| THE TASK |
Pick each line that has "class" out of the records.

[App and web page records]
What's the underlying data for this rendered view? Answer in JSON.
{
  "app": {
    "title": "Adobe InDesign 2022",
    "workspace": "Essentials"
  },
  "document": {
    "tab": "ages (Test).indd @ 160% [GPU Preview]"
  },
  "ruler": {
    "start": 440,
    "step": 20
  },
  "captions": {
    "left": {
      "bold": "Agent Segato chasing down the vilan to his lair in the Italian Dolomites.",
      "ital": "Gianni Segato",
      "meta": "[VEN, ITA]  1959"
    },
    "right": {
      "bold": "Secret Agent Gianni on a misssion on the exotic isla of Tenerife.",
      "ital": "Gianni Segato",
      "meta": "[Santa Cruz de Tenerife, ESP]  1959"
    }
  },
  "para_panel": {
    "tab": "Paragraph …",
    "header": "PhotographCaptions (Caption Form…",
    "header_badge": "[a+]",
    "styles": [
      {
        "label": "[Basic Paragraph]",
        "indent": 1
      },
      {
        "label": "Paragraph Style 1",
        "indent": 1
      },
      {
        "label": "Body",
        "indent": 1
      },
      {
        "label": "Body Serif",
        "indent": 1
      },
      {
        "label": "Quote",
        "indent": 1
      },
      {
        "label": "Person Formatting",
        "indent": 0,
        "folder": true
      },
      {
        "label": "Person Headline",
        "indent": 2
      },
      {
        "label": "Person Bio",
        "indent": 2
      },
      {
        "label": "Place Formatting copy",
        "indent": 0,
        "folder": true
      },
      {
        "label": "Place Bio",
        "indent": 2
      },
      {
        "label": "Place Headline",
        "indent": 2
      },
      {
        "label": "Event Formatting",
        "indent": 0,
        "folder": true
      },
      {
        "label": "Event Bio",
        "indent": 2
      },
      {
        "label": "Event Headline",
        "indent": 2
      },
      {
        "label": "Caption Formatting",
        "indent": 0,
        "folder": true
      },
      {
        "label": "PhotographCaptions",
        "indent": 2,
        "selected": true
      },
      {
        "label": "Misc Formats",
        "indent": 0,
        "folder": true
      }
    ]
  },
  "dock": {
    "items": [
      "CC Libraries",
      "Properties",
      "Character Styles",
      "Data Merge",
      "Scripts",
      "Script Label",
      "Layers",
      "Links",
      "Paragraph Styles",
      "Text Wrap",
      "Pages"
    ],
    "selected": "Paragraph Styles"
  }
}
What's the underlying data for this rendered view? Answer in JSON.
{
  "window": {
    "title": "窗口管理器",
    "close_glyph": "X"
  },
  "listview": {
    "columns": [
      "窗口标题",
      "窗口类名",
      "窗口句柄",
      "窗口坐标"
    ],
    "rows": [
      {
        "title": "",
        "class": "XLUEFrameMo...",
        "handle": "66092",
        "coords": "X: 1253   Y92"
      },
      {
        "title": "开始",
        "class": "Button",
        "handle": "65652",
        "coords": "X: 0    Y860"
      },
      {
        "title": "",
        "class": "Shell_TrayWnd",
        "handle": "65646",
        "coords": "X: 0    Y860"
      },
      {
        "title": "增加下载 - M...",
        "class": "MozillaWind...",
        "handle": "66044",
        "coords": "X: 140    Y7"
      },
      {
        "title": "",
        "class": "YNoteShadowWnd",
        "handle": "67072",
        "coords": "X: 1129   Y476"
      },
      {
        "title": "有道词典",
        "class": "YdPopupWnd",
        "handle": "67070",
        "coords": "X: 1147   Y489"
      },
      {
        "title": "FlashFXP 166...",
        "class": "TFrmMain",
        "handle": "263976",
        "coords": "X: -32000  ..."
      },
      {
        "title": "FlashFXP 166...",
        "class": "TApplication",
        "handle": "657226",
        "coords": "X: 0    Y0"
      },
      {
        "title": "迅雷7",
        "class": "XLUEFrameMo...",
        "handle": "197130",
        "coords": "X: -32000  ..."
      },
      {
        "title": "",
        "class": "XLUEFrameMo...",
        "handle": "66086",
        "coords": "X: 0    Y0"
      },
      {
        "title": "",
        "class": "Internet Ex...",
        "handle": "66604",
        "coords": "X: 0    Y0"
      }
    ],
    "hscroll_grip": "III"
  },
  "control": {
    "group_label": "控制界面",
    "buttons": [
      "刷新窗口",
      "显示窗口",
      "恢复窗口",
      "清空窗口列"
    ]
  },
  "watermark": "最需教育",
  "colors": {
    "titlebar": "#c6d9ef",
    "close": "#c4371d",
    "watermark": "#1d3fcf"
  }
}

| WRITTEN SOLUTION |
        "class": "XLUEFrameMo...",
        "class": "Button",
        "class": "Shell_TrayWnd",
        "class": "MozillaWind...",
        "class": "YNoteShadowWnd",
        "class": "YdPopupWnd",
        "class": "TFrmMain",
        "class": "TApplication",
        "class": "XLUEFrameMo...",
        "class": "XLUEFrameMo...",
        "class": "Internet Ex...",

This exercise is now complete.